Joseph instructed John Taylor on June 4, [1844] to initiate legal action against the Laws and Foster for perjury and slander against Maria [for charging her and Joseph with adultery]. No such suit is known to have been filed, since Joseph was killed three weeks later; however, the mere fact that Joseph planned to bring such a suit suggests that, in Joseph's mind, there was nothing to hide in his relationship with Maria.
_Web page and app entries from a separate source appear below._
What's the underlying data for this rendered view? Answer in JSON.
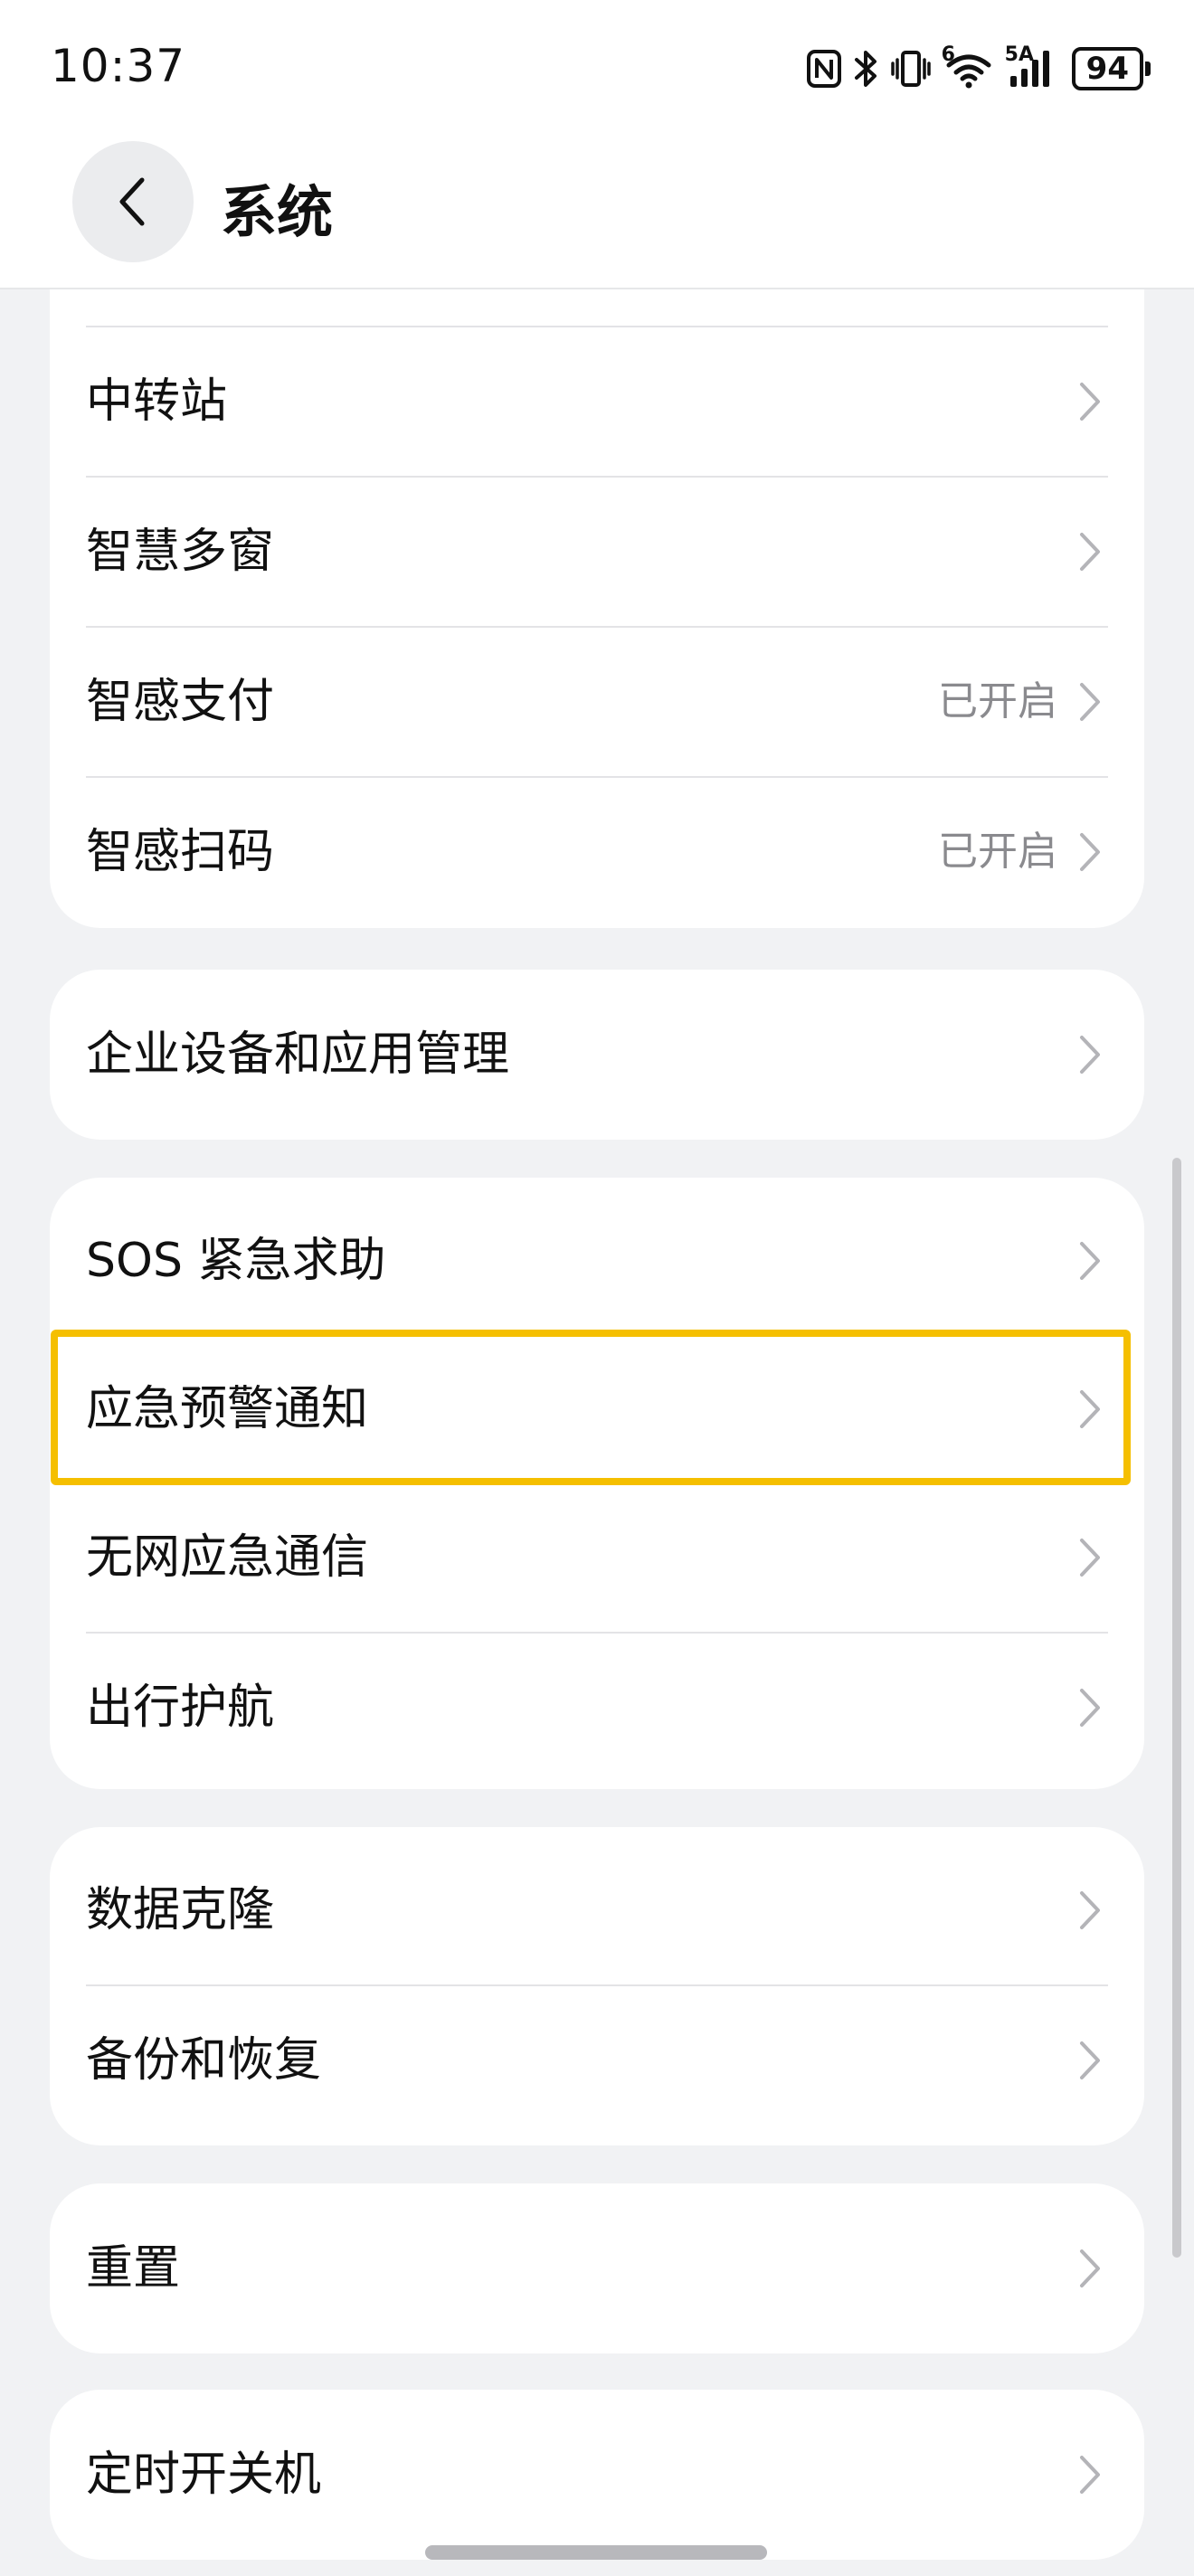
{
  "status_bar": {
    "time": "10:37",
    "battery": "94",
    "icons": [
      "nfc-icon",
      "bluetooth-icon",
      "vibrate-icon",
      "wifi-6-icon",
      "signal-5a-icon",
      "battery-icon"
    ],
    "wifi_badge": "6",
    "signal_badge": "5A"
  },
  "header": {
    "title": "系统",
    "back_icon": "chevron-left-icon"
  },
  "groups": [
    {
      "items": [
        {
          "label": "中转站",
          "value": ""
        },
        {
          "label": "智慧多窗",
          "value": ""
        },
        {
          "label": "智感支付",
          "value": "已开启"
        },
        {
          "label": "智感扫码",
          "value": "已开启"
        }
      ]
    },
    {
      "items": [
        {
          "label": "企业设备和应用管理",
          "value": ""
        }
      ]
    },
    {
      "items": [
        {
          "label": "SOS 紧急求助",
          "value": ""
        },
        {
          "label": "应急预警通知",
          "value": "",
          "highlighted": true
        },
        {
          "label": "无网应急通信",
          "value": ""
        },
        {
          "label": "出行护航",
          "value": ""
        }
      ]
    },
    {
      "items": [
        {
          "label": "数据克隆",
          "value": ""
        },
        {
          "label": "备份和恢复",
          "value": ""
        }
      ]
    },
    {
      "items": [
        {
          "label": "重置",
          "value": ""
        }
      ]
    },
    {
      "items": [
        {
          "label": "定时开关机",
          "value": ""
        }
      ]
    }
  ],
  "colors": {
    "background": "#f1f2f4",
    "card": "#ffffff",
    "highlight": "#f5bf00",
    "secondary_text": "#8a8a8e",
    "chevron": "#b4b4b8"
  }
}
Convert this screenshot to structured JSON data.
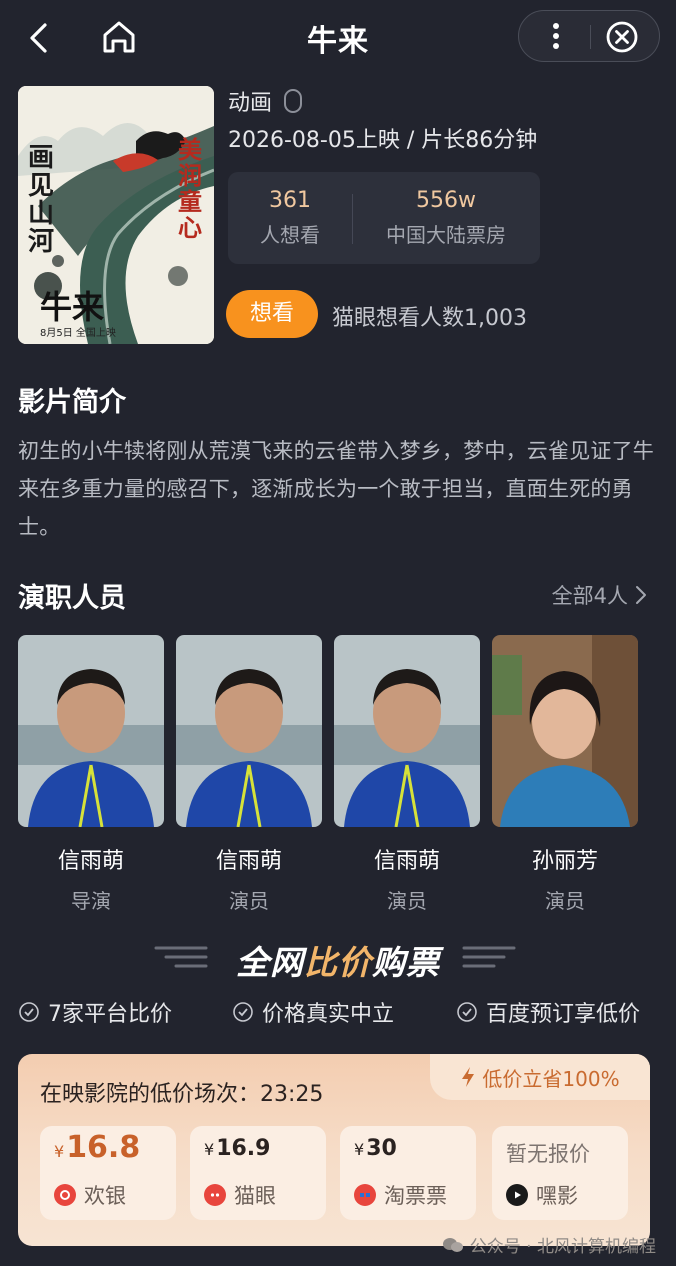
{
  "header": {
    "title": "牛来"
  },
  "poster": {
    "vertical_left": [
      "画",
      "见",
      "山",
      "河"
    ],
    "vertical_right": [
      "美",
      "润",
      "童",
      "心"
    ],
    "bottom_title": "牛来",
    "bottom_date": "8月5日  全国上映"
  },
  "movie": {
    "genre": "动画",
    "release": "2026-08-05上映 / 片长86分钟",
    "stats": [
      {
        "value": "361",
        "label": "人想看"
      },
      {
        "value": "556w",
        "label": "中国大陆票房"
      }
    ],
    "want_label": "想看",
    "maoyan_want": "猫眼想看人数1,003"
  },
  "synopsis": {
    "title": "影片简介",
    "text": "初生的小牛犊将刚从荒漠飞来的云雀带入梦乡，梦中，云雀见证了牛来在多重力量的感召下，逐渐成长为一个敢于担当，直面生死的勇士。"
  },
  "cast": {
    "title": "演职人员",
    "all_label": "全部4人",
    "members": [
      {
        "name": "信雨萌",
        "role": "导演"
      },
      {
        "name": "信雨萌",
        "role": "演员"
      },
      {
        "name": "信雨萌",
        "role": "演员"
      },
      {
        "name": "孙丽芳",
        "role": "演员"
      }
    ]
  },
  "compare": {
    "title_a": "全网",
    "title_b": "比价",
    "title_c": "购票",
    "features": [
      "7家平台比价",
      "价格真实中立",
      "百度预订享低价"
    ],
    "head": "在映影院的低价场次：23:25",
    "save_tag": "低价立省100%",
    "platforms": [
      {
        "price": "16.8",
        "yen": "¥",
        "name": "欢银",
        "logo_color": "#e8453c"
      },
      {
        "price": "16.9",
        "yen": "¥",
        "name": "猫眼",
        "logo_color": "#e8453c"
      },
      {
        "price": "30",
        "yen": "¥",
        "name": "淘票票",
        "logo_color": "#e8453c"
      },
      {
        "price": "暂无报价",
        "yen": "",
        "name": "嘿影",
        "logo_color": "#1a1a1a"
      }
    ]
  },
  "watermark": "公众号 · 北风计算机编程",
  "colors": {
    "background": "#22242e",
    "accent": "#f8921e",
    "stat": "#f0c8a0",
    "card": "#f3cdb0"
  }
}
If there had been a sexual dimension to this particular plural marriage, it is almost unimaginable that Joseph would have wanted to file a lawsuit, knowing that Maria might be put on the witness stand—or even subjected to a gynecological examination [to determine whether or not she was a virgin]. The possibility that Joseph's relationship with Maria Lawrence did not involve intimacy is also plausible given his comments regarding the publication of the Expositor: "They make it a criminality for a man to have one wife on earth while he has one wife in heaven."[2] Since the only specific allegation of "criminality" (the adultery indictment) with respect to Joseph's plural marriages concerned Maria Lawrence, this statement by Joseph could be understood as a reference to his spiritual connection, or sealing, with Maria, but perhaps no more.[3]:414

In the same vein, Madsen argues:

The consequences of such an indictment [for adultery with Maria] were both legally and socially scandalous. Maria Lawrence's reputation would have been publicly damaged, independent of what the reputational consequences might have been to Joseph. She and her sister had been sealed to Joseph on May 11, 1843...with Emma's initial consent but later repudiation. Even if this celestial marriage could have been made [publicly] known, it would not have alleviated the scandal—it would have just turned it to another, even more flamboyant, direction....

This plan to counter-sue against the Laws and others has some interesting legal aspects. William Law had supplied testimony under oath that led to Joseph's indictment. If the adultery case had gone to trial and the jury had found Joseph not guilty, then Law would have been liable to a criminal charge of perjury and civil liability for slander. Possibly Joseph planned to prove his innocence, not only by his and Maria's denial of sexual intercourse but also by the testimony of a reputable physician who had conducted a physical examination and found that Maria was still a virgin. It would have been both foolhardy and fruitless for Joseph to have even imagined countersuing without something of such weight to present at trial.[4]

Hales, however, feels that the scenario offered by Madsen and Bradshaw is less likely:

This speculation is problematic because, since Maria was sealed to Joseph in a “time and eternity” sealing, then sexual relations would be permitted. In addition, virginity cannot always be proven by physical exam even if the woman has never experienced intercourse.[5]

Notes

  1. See link to Hales' materials at the bottom of this essay. The material about sexuality in the Maria Lawrence relationship is here.
  2. History of the Church. Volume 6 link
  3. M. Scott Bradshaw, "Defining Adultery under Illinois and Nauvoo Law," in Sustaining the Law: Joseph Smith's Legal Encounters, edited by Gordon A. Madsen, Jeffrey N. Walker, and John W. Welch (Provo, Utah: BYU Studies, 2014), 401–426.
  4. Gordon A. Madsen, "Serving as Guardian under the Lawrence Estate, 1842–1844," in Sustaining the Law: Joseph Smith's Legal Encounters, edited by Gordon A. Madsen, Jeffrey N. Walker, and John W. Welch (Provo, Utah: BYU Studies, 2014), 329–356(p. 348-350).
  5. Brian C. Hales, "Maria Lawrence–Evidences of Sexuality," josephsmithspolygamy.org website (accessed 21 June 2014).